A Nuclear Regulatory Commission (NRC) Inspector General (IG) report dated June 14, 2014 determined that NRC management has not utilized effective internal controls to take advantage of FOIA training and available technology. “As a result, the NRC’s FOIA processing costs are high and the timeliness requirements are not consistently met.”
Not Properly Reviewing FOIA Releases for Segregability
A Securities and Exchange Commission (SEC) Inspector General (IG) report dated September 25, 2009 found that the manner that the Commission’s Chief FOIA Officer functioned was not in compliance with the requirements of Executive Order 13392 or the OPEN Government Act.
This report identifies a number of areas where the SEC’s FOIA process needed improvement, not least of which is when the agency conducts review for segregability. The IG specifies “There is not a well-documented process for reviewing documents to segregate potentially responsive documents that can be disclosed and, thus, the search may not be sufficient” despite the FOIA’s instruction that “Any reasonably segregable portion of a record shall be provided to any person requesting such record after deletion of the portions which are exempt under this subsection.” Indeed, the IG indicates that in many instances no effort was made to segregate records.
The House Oversight and Government Reform Committee released a report on January 11, 2016 that re-identified many of these challenges. The Committee identified a myriad of FOIA failures across the government including:
- The improper application of FOIA exemptions at the Federal Communications Commission, which redacted the Chairman’s name and initials in official, work related emails
- Roadblocks and poor communication with requesters at the Customs and Border Patrol, which only responded to a requester in one instance after Congress inquired about the status of the request
- Refusing to provide all responsive records at the General Services Administration, which failed to provide a requester with responsive records, despite the requester’s conveyed desire for the documents, by erroneously stating it did not want to charge the requester for non-responsive records
- Excessive fees “that appear to be designed to deter requesters from pursuing requests and create barriers to accessing records” including at the Drug Enforcement Agency (DEA). The DEA charged a FOIA requester nearly $1.5 million for one request for records on “El Chapo” Guzman.
While the Congressional Committee proposes legislative resolutions to these ongoing challenges, this Subcommittee believes that without more effective oversight or compliance mechanisms, the FOIA challenges may continue to occur, even if forbidden by statute.

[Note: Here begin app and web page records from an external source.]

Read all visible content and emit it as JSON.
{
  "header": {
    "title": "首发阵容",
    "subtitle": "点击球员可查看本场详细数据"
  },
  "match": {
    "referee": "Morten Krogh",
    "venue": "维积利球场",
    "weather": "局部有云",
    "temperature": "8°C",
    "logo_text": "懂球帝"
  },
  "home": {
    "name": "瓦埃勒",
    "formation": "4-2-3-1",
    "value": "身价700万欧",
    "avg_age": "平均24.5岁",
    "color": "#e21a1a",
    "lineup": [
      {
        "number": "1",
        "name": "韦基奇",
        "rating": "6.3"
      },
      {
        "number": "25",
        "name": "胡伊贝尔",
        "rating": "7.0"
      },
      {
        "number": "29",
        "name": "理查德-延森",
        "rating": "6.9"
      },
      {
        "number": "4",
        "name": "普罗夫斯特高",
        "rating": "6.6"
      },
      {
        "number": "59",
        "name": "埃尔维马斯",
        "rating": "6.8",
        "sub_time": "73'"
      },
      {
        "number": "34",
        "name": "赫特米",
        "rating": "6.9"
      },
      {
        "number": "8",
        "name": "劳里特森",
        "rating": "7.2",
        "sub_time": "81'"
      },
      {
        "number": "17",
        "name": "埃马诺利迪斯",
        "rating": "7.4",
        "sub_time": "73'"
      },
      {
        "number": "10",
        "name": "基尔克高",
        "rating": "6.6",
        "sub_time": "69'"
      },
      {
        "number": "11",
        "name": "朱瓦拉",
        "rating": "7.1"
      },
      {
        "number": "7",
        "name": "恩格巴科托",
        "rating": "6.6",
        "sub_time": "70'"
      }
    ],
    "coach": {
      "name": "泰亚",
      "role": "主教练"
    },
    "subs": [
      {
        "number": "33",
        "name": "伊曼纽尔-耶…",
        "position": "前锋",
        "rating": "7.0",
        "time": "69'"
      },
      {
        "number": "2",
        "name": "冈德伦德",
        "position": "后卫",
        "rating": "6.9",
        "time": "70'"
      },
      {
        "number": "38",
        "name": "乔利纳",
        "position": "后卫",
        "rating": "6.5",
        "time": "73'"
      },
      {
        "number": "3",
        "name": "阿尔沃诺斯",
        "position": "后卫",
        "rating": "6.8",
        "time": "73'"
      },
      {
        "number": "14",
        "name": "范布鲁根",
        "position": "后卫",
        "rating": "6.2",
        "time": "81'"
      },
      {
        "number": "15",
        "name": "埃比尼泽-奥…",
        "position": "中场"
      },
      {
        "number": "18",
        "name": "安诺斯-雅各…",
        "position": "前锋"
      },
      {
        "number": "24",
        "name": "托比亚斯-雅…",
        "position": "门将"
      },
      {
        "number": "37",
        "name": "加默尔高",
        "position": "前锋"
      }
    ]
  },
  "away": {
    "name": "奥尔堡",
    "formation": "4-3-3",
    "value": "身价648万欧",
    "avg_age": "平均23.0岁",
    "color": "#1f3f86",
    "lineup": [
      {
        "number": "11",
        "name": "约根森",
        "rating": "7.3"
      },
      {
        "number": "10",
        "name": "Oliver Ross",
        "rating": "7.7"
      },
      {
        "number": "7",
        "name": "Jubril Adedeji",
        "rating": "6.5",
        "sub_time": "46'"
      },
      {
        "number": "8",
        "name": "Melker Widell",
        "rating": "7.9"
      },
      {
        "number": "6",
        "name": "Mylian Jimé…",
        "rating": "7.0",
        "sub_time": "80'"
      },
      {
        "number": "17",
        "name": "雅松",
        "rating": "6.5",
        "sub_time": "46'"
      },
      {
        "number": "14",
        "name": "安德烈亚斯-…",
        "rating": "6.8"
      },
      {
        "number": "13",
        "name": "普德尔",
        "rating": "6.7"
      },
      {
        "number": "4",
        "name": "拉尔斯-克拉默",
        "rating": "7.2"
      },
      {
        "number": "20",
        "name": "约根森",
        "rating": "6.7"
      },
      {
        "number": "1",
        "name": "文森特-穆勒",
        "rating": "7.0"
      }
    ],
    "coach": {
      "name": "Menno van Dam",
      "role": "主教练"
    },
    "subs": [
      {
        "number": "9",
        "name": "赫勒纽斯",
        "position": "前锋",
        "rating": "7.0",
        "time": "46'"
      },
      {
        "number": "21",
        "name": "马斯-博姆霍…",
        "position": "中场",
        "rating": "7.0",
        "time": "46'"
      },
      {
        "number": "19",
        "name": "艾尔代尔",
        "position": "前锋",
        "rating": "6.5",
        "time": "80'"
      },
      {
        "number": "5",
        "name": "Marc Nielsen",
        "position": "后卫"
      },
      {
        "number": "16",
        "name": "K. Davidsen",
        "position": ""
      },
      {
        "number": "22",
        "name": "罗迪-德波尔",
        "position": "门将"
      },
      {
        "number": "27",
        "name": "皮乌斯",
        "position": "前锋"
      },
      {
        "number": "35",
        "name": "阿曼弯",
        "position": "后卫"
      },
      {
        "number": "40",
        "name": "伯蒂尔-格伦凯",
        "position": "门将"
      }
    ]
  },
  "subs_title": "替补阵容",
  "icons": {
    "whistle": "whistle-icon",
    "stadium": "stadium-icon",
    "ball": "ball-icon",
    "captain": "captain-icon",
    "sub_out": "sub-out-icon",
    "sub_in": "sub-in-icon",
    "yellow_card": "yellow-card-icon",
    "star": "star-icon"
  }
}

The Office of Government Information Services (OGIS) has begun issuing assessments of federal agency FOIA programs. To date, OGIS has published assessments of the Customs and Border Protection, the Transportation Security Administration, the U.S. Coast Guard, the Federal Emergency Management Agency, and the National Archives and Records Administration. These assessments are a positive step, but agency participation is voluntary and may take decades for OGIS to review each agency subject to FOIA.
The previously released Inspector General and Government Accountability Office reports and the dozens of others compiled by the Subcommittee demonstrate that the current oversight approaches are insufficient and not improving the FOIA programs throughout the federal government. The first step to improving FOIA oversight and compliance is acknowledging that the current oversight methods are not sufficient. After this acknowledgement, we can begin to endeavor to create a regime that efficiently and comprehensively ensures oversight of the Freedom of Information Act is being correctly administered with a “presumption of disclosure” as instructed by President Obama and Attorney General Holder and holds accountable those who fail to do this.